These religious models that synthesize, same as our great modern creators of later centuries, the virtues of the Romanian spirit unveil for us – at the moment of its appearance – the mystery of self-enlightenment that irrupts and unleashes creative powers nobody would have expected to see. The world looks the way it has always been, but in its depths a miracle is performed and the finalities of nature gain a different understanding, apparently the same, but essentially different and the moment, as it is, is placed under the sign of permanent searches and personifications. This, the mystery of eternally chasing a star, I believe is the origin of the Romanian civilisation of wood, without equal in Europe, at least. It is not the abundance of the material, nor the apparent ease of processing it, that imposed wood in the Romanian universe of creation. In permanent competition with stone, but especially with burned clay, for a spirit that rejects patterns, wood had the essential characteristic of always being more than a self-equality.

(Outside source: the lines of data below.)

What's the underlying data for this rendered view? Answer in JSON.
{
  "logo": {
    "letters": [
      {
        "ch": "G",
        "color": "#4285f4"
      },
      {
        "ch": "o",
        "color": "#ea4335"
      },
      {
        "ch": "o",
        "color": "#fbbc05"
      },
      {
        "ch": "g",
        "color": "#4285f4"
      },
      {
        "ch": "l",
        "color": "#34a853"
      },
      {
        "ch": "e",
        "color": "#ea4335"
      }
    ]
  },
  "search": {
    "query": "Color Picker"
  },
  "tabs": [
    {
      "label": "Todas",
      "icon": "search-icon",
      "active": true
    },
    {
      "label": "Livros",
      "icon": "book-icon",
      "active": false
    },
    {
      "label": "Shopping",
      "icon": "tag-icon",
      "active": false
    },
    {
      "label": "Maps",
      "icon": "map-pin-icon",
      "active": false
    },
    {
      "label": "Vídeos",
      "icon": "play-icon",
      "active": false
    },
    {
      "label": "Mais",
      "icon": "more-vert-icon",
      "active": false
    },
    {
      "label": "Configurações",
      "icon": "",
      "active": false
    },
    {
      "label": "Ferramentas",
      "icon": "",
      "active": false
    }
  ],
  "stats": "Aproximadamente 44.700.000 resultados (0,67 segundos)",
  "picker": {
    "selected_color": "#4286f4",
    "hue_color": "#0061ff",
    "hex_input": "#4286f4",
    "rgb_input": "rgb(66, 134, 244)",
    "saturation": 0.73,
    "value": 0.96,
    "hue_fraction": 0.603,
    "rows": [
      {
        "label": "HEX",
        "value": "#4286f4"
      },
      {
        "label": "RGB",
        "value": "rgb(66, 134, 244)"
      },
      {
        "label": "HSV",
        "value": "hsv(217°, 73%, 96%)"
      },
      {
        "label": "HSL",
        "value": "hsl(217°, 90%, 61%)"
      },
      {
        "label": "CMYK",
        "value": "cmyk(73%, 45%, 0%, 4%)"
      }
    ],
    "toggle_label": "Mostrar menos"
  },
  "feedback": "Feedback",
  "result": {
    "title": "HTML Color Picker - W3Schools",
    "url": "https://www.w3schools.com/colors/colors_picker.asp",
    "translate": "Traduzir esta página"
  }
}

Marble, ceramic, bronze – closer to our times – allowed the almost perfect imitation of masterpieces, but two or more wooden variants of an image instantly enter the dialogue of a profoundly individualised identity. Nothing is equal or repeats in the flow of time – this first and last lesson of life is taught by wood. Simply and directly, like the split that suggests the infinity along a single nervure, or like the polymorphous inlay that heralds unknown creations of nature that will rule the future. This is why, in our country, the art of wood was raised to quasi-religious heights precisely through its power of summing up an imagination that rejects patterns and by defying the sin of believing that time can be stopped in place. In the Romanian civilisation of wood, the aspiration for eternity is achieved, first, by adhering to what is alive and, although perishing, is reborn from itself.
And precisely because the being carved by the woodworker was, like its human equivalent, threatened by fire and water, subject to the force of nature, it thus acquired surprising similarities and continuities of human destiny. In my adolescence, I met woodworkers who chose certain oaks from the edge of the forest as being destined to become the pillars supporting the roof of a house, the swape of a fountain which guards the horizon, or the imperial doors of a church altar. Such oaks were kept under observation for years. On certain occasions, like the Holy Week, the Resurrection, the Ascension, woodworkers used to go and see them like in a pilgrimage, guessing their characteristics from the intertwining of their branches and the lisp of their leaves, seeing the mysterious faces of the future. This is how I see our woodworkers even today, as the first initiates in the mysteries of nature.